━━ Extracted material

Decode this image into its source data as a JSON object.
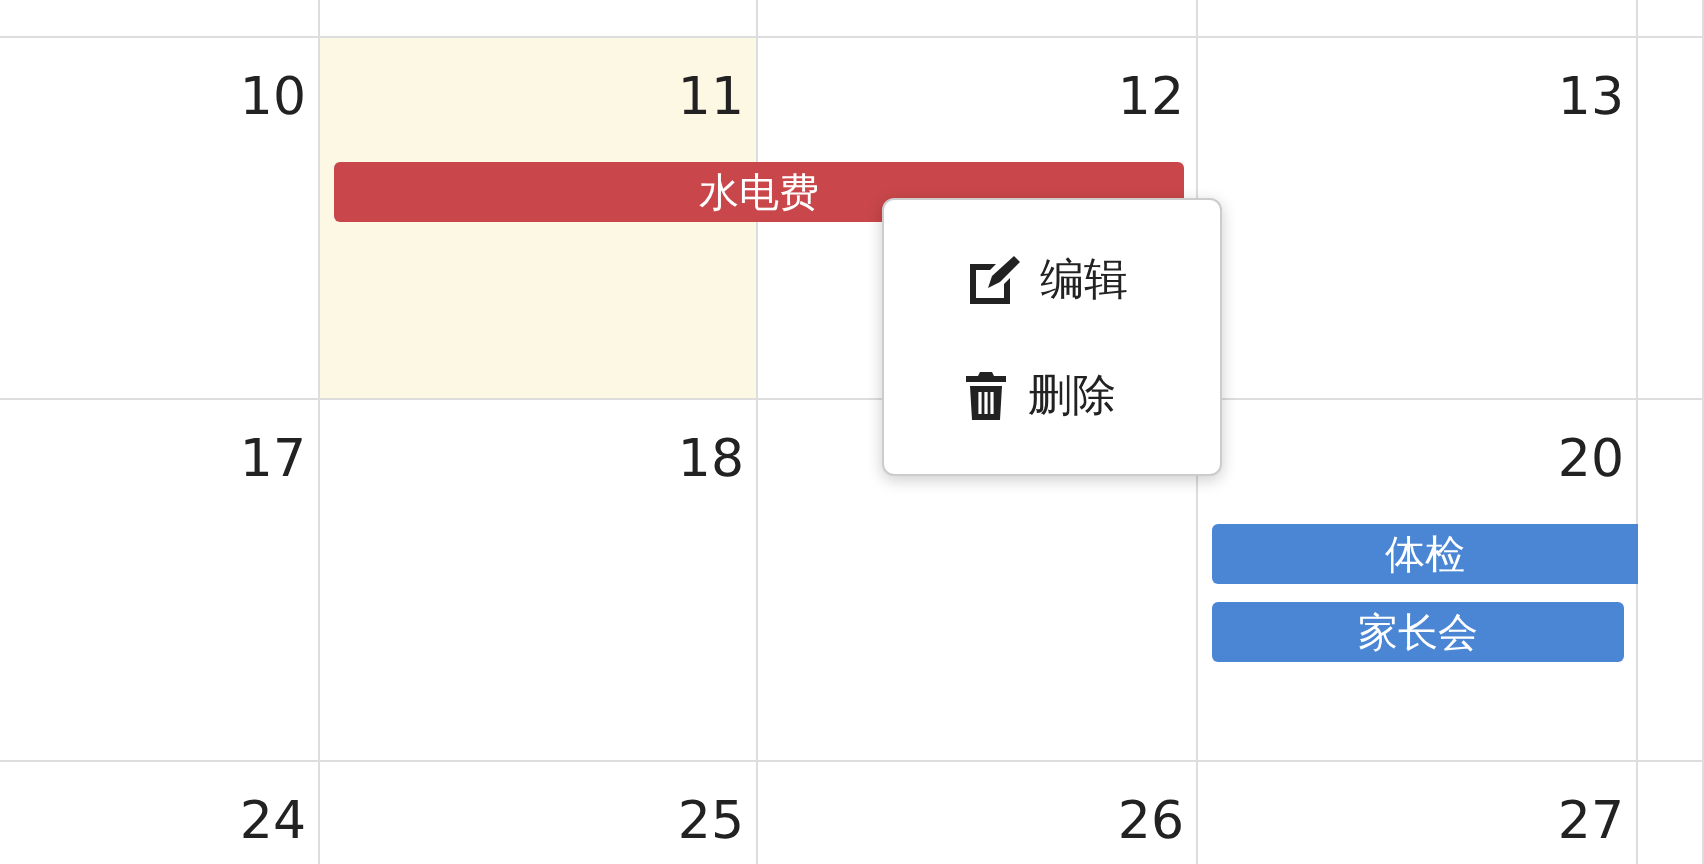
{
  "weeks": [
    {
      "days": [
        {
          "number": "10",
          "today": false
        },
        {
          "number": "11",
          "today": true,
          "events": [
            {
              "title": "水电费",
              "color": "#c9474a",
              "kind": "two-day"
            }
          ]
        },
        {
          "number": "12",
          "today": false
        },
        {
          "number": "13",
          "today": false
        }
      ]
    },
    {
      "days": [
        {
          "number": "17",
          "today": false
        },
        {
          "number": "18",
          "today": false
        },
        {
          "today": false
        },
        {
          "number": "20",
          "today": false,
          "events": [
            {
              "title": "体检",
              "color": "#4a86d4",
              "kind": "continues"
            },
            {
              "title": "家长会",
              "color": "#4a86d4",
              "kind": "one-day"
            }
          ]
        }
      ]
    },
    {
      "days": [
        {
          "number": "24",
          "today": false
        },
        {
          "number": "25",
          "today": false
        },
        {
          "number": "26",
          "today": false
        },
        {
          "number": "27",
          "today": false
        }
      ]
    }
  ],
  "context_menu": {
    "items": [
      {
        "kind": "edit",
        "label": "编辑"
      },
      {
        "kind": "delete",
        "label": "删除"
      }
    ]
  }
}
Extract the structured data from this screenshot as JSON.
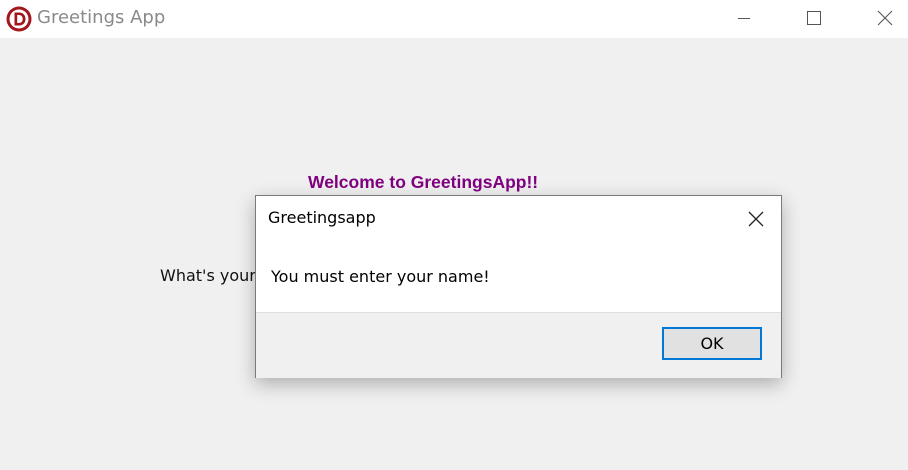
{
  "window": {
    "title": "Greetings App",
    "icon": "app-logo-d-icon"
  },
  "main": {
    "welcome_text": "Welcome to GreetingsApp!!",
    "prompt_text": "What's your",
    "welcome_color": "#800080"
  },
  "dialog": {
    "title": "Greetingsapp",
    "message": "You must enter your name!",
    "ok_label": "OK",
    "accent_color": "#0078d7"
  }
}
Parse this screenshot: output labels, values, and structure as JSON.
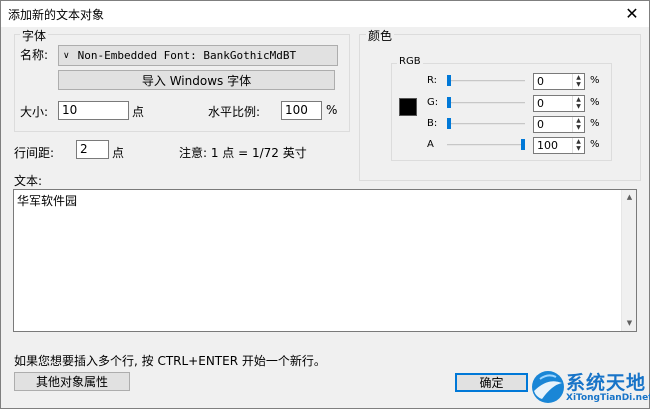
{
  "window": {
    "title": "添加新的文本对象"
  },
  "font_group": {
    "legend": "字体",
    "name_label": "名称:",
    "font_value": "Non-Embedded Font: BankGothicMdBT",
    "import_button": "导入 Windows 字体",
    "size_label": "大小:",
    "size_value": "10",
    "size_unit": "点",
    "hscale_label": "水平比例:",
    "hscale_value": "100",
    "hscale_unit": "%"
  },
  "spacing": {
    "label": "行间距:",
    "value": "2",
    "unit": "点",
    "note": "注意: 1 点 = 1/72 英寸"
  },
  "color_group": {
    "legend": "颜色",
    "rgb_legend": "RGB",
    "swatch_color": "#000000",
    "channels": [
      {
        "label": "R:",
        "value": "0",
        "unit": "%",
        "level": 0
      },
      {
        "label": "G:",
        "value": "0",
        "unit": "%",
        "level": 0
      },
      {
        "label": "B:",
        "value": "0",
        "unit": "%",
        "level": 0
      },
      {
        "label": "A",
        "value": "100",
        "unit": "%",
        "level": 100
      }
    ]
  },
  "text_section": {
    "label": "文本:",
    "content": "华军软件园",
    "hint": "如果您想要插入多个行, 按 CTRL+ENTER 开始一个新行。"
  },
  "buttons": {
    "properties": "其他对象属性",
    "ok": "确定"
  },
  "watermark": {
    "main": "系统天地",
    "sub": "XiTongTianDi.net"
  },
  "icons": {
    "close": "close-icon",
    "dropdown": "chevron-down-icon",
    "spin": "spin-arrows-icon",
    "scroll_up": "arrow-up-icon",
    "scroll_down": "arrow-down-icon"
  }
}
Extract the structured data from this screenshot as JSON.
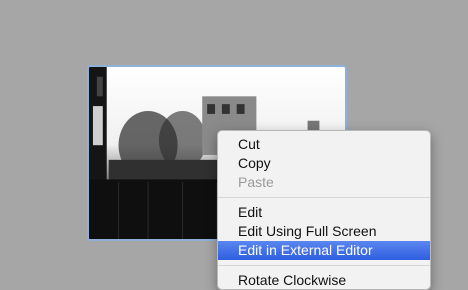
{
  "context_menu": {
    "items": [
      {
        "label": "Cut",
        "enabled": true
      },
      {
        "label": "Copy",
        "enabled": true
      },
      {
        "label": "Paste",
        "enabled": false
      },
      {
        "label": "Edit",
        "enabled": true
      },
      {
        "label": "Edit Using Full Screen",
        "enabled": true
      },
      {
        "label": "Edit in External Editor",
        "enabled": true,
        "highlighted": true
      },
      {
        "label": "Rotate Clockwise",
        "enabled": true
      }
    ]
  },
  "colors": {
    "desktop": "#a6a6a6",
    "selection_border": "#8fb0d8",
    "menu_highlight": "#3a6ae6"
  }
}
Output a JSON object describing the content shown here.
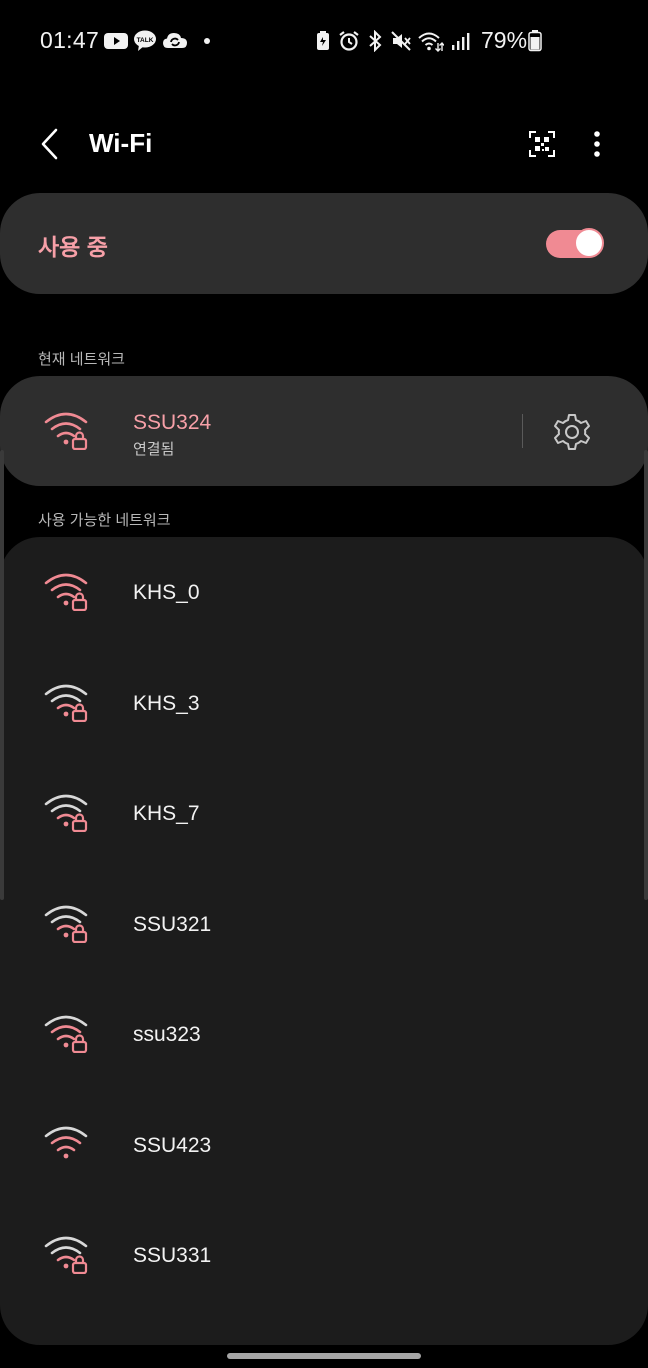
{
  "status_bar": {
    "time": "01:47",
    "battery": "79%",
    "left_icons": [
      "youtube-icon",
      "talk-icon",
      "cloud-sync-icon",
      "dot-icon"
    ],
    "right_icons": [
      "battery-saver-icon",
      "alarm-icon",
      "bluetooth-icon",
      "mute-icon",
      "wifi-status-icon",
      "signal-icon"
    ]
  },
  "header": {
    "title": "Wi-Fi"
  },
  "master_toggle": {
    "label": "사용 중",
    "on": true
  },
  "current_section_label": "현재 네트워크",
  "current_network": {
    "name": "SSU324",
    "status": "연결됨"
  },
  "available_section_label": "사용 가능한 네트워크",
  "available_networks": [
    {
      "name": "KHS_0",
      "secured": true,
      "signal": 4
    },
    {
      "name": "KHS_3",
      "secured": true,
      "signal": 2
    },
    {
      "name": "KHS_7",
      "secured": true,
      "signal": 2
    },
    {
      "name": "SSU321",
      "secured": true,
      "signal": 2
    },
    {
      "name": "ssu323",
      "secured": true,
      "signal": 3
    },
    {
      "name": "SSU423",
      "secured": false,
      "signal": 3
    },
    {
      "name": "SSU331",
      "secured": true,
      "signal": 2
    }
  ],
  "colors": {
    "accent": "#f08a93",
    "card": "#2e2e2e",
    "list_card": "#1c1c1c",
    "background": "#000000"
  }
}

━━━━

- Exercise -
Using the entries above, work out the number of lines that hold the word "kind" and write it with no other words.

- Solution -
5